Makhosi, who seems to be angry with the world and unable to find the language to make her mother, and sister understand her ‘anger’.

Duduzile, Makhosi’s mother.  A working-class mother who feels herself lose touch with her daughter.

 Nonhle, Makhosi’s younger sister, who watches her sister grow while the gap between her sister and mother widen and them continuously miss each other.

This story lets the reader into the very complicated generational conversations within black families on a varying a range of issues, womanhood, parenting, sexuality, sexual abuse and most importantly, mental health, addiction and loss.

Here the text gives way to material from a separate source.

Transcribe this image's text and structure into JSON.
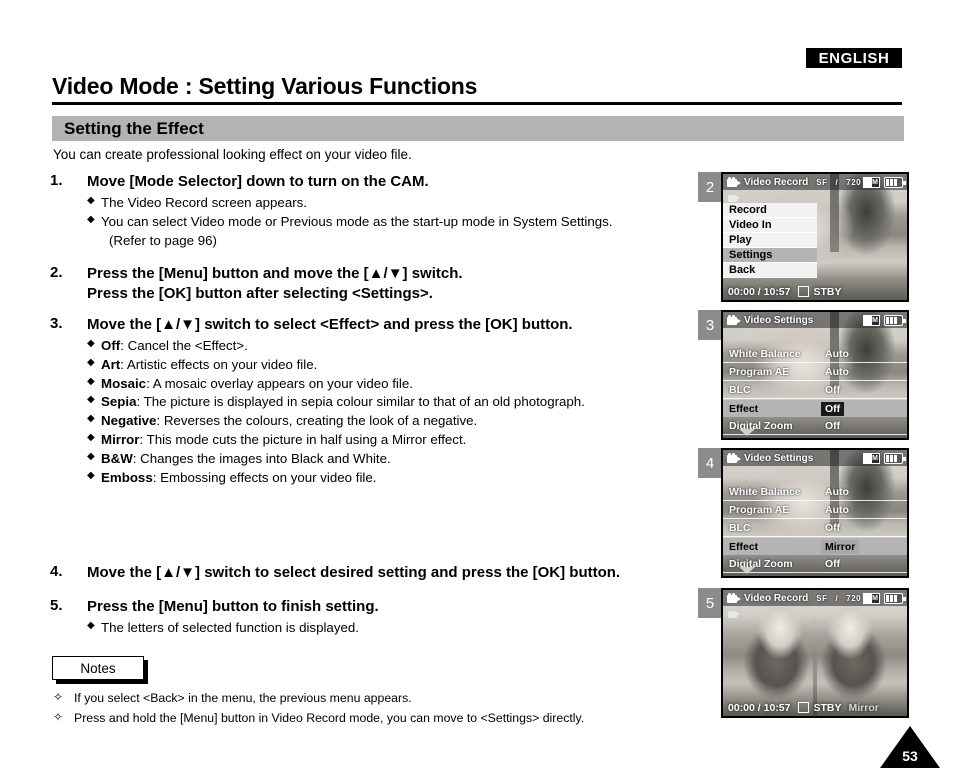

Is this a heavy read? Yes! But it is also the most enlightening read you will come across this year. on and loss.